> **WHAT THIS TASK INVOLVES**
Below are records; count the lines that contain "title" and state only that count.

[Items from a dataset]
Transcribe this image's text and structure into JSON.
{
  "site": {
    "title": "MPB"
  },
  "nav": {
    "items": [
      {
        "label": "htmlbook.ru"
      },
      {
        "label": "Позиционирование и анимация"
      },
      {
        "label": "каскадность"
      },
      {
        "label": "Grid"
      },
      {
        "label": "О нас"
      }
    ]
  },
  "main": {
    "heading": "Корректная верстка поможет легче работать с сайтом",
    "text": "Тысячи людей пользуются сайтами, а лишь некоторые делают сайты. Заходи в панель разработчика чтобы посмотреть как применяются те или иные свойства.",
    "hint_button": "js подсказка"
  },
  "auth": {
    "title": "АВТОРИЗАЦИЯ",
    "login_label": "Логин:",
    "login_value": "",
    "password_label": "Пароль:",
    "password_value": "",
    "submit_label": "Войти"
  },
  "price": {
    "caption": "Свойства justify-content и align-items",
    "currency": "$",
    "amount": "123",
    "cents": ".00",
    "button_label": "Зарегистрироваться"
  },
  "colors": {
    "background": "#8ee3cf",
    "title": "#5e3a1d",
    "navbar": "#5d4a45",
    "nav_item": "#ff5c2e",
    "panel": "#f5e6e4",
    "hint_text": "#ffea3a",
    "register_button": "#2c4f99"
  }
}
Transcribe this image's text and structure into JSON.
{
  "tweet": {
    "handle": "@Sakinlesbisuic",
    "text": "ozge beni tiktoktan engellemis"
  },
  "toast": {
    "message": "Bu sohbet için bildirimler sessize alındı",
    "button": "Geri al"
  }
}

> **FINISHED TASK**
3